Q. What technology do you see dominating the consumer economy next?
A. VR is one of the most talked-about and featured technologies in the media. Yet one of the biggest obstacles to its widespread adoption is the lack of a shared experience. Unless it’s in the form of a silent disco, it hasn’t manifested the same sense of community that many of the most successful consumer technologies have achieved. Just look at the rise of Tik Tok, Instagram, or Twitch, these platforms allow people to be connected in a way that is infectious.
Q. How has globalisation affected the music industry? And what part does music have to play in emerging markets?
A. Globalisation has seen a huge shift in the types of music we consume as well as shaped the way we produce music. Take the Philippines as an example, with a large ex-pat community, their artists often sing both in English and in Tagalog. This paves the way for English speakers worldwide to enjoy, but also drive engagement from their ex-pat community as well as those at home – it’s a global approach to songwriting and it has proved successful.

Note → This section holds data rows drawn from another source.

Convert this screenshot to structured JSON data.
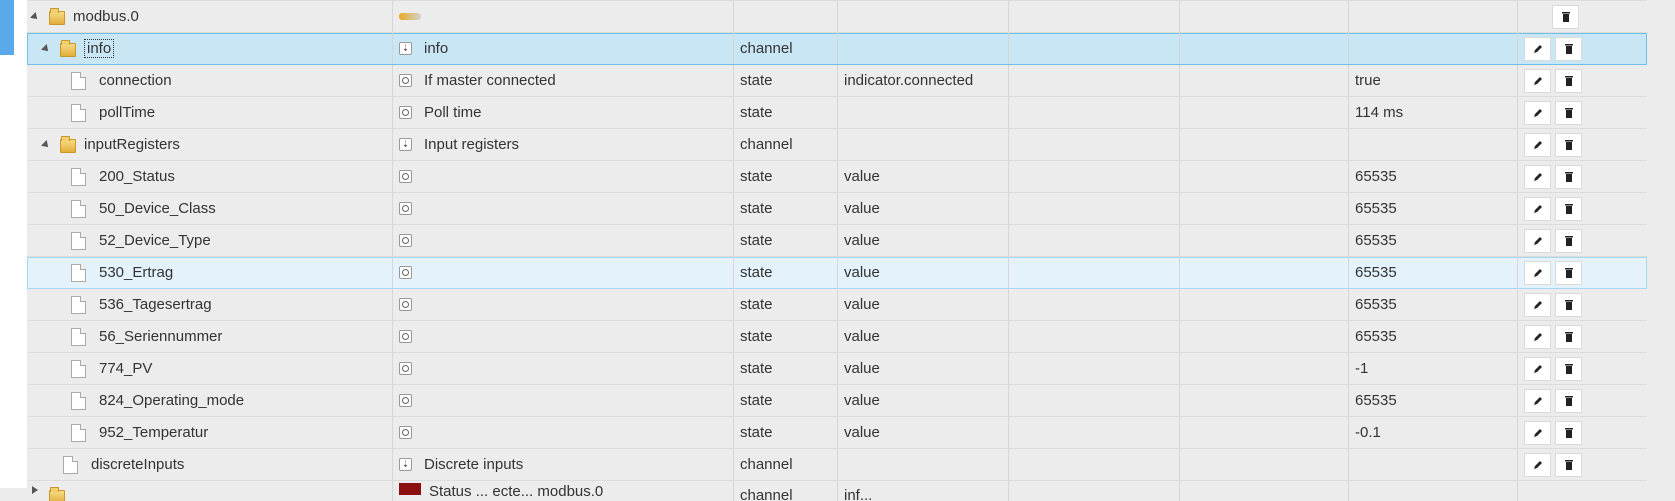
{
  "rows": [
    {
      "name": "",
      "label": "",
      "type": "",
      "role": "",
      "value": ""
    },
    {
      "name": "modbus.0",
      "label": "",
      "type": "",
      "role": "",
      "value": ""
    },
    {
      "name": "info",
      "label": "info",
      "type": "channel",
      "role": "",
      "value": ""
    },
    {
      "name": "connection",
      "label": "If master connected",
      "type": "state",
      "role": "indicator.connected",
      "value": "true"
    },
    {
      "name": "pollTime",
      "label": "Poll time",
      "type": "state",
      "role": "",
      "value": "114 ms"
    },
    {
      "name": "inputRegisters",
      "label": "Input registers",
      "type": "channel",
      "role": "",
      "value": ""
    },
    {
      "name": "200_Status",
      "label": "",
      "type": "state",
      "role": "value",
      "value": "65535"
    },
    {
      "name": "50_Device_Class",
      "label": "",
      "type": "state",
      "role": "value",
      "value": "65535"
    },
    {
      "name": "52_Device_Type",
      "label": "",
      "type": "state",
      "role": "value",
      "value": "65535"
    },
    {
      "name": "530_Ertrag",
      "label": "",
      "type": "state",
      "role": "value",
      "value": "65535"
    },
    {
      "name": "536_Tagesertrag",
      "label": "",
      "type": "state",
      "role": "value",
      "value": "65535"
    },
    {
      "name": "56_Seriennummer",
      "label": "",
      "type": "state",
      "role": "value",
      "value": "65535"
    },
    {
      "name": "774_PV",
      "label": "",
      "type": "state",
      "role": "value",
      "value": "-1"
    },
    {
      "name": "824_Operating_mode",
      "label": "",
      "type": "state",
      "role": "value",
      "value": "65535"
    },
    {
      "name": "952_Temperatur",
      "label": "",
      "type": "state",
      "role": "value",
      "value": "-0.1"
    },
    {
      "name": "discreteInputs",
      "label": "Discrete inputs",
      "type": "channel",
      "role": "",
      "value": ""
    },
    {
      "name": "",
      "label": "Status ... ecte... modbus.0",
      "type": "channel",
      "role": "inf...",
      "value": ""
    }
  ],
  "colors": {
    "selected": "#c9e6f5",
    "hover": "#e3f2fb",
    "accent": "#5aa9ea",
    "background": "#ececec"
  },
  "icons": {
    "edit": "pencil-icon",
    "delete": "trash-icon",
    "expand": "triangle-expand-icon",
    "folder": "folder-icon",
    "state": "state-icon",
    "channel": "channel-icon"
  }
}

K-pop has also had a huge impact worldwide, it will sell out at Madison Square Garden every single time. Just look at Little Mix and One Direction, they borrow from these themes and replicate it for their own success, they all follow the same blueprint.
Q. The benefit of hindsight is a wonderful thing, if you could change anything from your career what would it be?
A. I find it difficult to look back and I never look back on my career and lament the things I cannot change. Life is a series of events and coincidences, for example, I never would have moved to the UK without the poor situation in South Africa and in turn, that would never have led to the career that I had today. If I could change anything about myself, I would have had the patience to read music and play like Henrik Schwarz.
I think the UK has much to learn from other countries though. In the UK, we make up a very small percentage of the world’s population yet we account for 13% of the global music business. Yet, if you look at the importance of music in schools, our education system is lacking. In a country such as Sweden, everyone has to learn an instrument at an early age, and the output of talent from that country is astounding.
At the end of the day, creativity is everything.
Q. How do you constantly stay up to date with the latest trends?
A. If you’re involved in a creative industry, you’ve got to always be on the hunt for the best and brightest mind in their field. You’ve got to read a lot, watch a lot, and most importantly, learn how to survive on two hours of sleep a night!
Pete Tong did an interesting podcast with Bob Lefsetz worth listening to on this, back in the glory days of Ibiza you would work all evening and party until the next day and then do it all over again.
Q. What exciting projects are you working on right now?
We’re producing a video right now to raise money for UNICEF, along with Bob Marley’s sons, artists throughout the world will perform One Love to raise money for this amazing charity.
I’m also on the hunt for the world’s next virtuosos. So far, we have an exceptionally talented young guitar player from Milan, someone from South India who can play two pianos blindfolded, and a young woman from Guilford who shows a lot of promise. People are really hungry for great music, not just the sort of the aural wallpaper we see so much of today.
A personal project of my own involves working with a Jazz musician, Ben Sidran, composing a track called ‘Thank God for the F Train’ which brings me back to my days in San Francisco.
Ralph Simon is someone who constantly invests himself in searching for the latest trend and examines ‘what’s next?’ for our culture. To understand what the next biggest thing is going to be, you have to understand what drives community and shared engagement. At AI Music, our mission is to serve music in a way that is tailored to everyone – yet also equally shared.